[WHAT IS NEEDED]
Please restate the following records word for word.

[WORKING DATA Boundary: Start]

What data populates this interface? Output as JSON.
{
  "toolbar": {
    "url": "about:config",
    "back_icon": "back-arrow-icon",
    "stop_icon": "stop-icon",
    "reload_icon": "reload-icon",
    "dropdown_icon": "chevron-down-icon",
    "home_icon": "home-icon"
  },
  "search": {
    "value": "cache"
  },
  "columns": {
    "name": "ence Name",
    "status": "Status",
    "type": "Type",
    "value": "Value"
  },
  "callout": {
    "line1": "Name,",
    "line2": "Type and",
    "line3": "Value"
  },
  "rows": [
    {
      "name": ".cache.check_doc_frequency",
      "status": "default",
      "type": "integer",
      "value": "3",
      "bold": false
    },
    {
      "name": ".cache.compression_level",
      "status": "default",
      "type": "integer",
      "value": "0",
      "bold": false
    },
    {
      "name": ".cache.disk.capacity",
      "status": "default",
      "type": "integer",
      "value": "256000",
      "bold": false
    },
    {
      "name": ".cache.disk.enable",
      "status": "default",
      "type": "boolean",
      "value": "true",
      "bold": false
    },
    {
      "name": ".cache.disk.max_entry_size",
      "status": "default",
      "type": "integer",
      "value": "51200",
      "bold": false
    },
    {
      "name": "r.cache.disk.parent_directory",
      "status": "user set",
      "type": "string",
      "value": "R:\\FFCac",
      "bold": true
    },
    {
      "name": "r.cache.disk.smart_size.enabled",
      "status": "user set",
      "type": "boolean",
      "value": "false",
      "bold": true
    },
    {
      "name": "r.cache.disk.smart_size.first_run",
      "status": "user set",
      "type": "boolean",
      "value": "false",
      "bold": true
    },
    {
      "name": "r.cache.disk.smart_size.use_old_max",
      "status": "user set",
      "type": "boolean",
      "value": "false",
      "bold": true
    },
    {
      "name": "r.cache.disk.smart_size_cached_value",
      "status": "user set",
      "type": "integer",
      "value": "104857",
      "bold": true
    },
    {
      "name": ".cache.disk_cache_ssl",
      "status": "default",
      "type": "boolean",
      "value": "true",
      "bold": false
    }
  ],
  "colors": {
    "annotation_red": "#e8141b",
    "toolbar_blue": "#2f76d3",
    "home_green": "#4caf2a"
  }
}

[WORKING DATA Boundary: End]

[SOLUTION TO THE PROBLEM]
What data populates this interface? Output as JSON.
{
  "toolbar": {
    "url": "about:config",
    "back_icon": "back-arrow-icon",
    "stop_icon": "stop-icon",
    "reload_icon": "reload-icon",
    "dropdown_icon": "chevron-down-icon",
    "home_icon": "home-icon"
  },
  "search": {
    "value": "cache"
  },
  "columns": {
    "name": "ence Name",
    "status": "Status",
    "type": "Type",
    "value": "Value"
  },
  "callout": {
    "line1": "Name,",
    "line2": "Type and",
    "line3": "Value"
  },
  "rows": [
    {
      "name": ".cache.check_doc_frequency",
      "status": "default",
      "type": "integer",
      "value": "3",
      "bold": false
    },
    {
      "name": ".cache.compression_level",
      "status": "default",
      "type": "integer",
      "value": "0",
      "bold": false
    },
    {
      "name": ".cache.disk.capacity",
      "status": "default",
      "type": "integer",
      "value": "256000",
      "bold": false
    },
    {
      "name": ".cache.disk.enable",
      "status": "default",
      "type": "boolean",
      "value": "true",
      "bold": false
    },
    {
      "name": ".cache.disk.max_entry_size",
      "status": "default",
      "type": "integer",
      "value": "51200",
      "bold": false
    },
    {
      "name": "r.cache.disk.parent_directory",
      "status": "user set",
      "type": "string",
      "value": "R:\\FFCac",
      "bold": true
    },
    {
      "name": "r.cache.disk.smart_size.enabled",
      "status": "user set",
      "type": "boolean",
      "value": "false",
      "bold": true
    },
    {
      "name": "r.cache.disk.smart_size.first_run",
      "status": "user set",
      "type": "boolean",
      "value": "false",
      "bold": true
    },
    {
      "name": "r.cache.disk.smart_size.use_old_max",
      "status": "user set",
      "type": "boolean",
      "value": "false",
      "bold": true
    },
    {
      "name": "r.cache.disk.smart_size_cached_value",
      "status": "user set",
      "type": "integer",
      "value": "104857",
      "bold": true
    },
    {
      "name": ".cache.disk_cache_ssl",
      "status": "default",
      "type": "boolean",
      "value": "true",
      "bold": false
    }
  ],
  "colors": {
    "annotation_red": "#e8141b",
    "toolbar_blue": "#2f76d3",
    "home_green": "#4caf2a"
  }
}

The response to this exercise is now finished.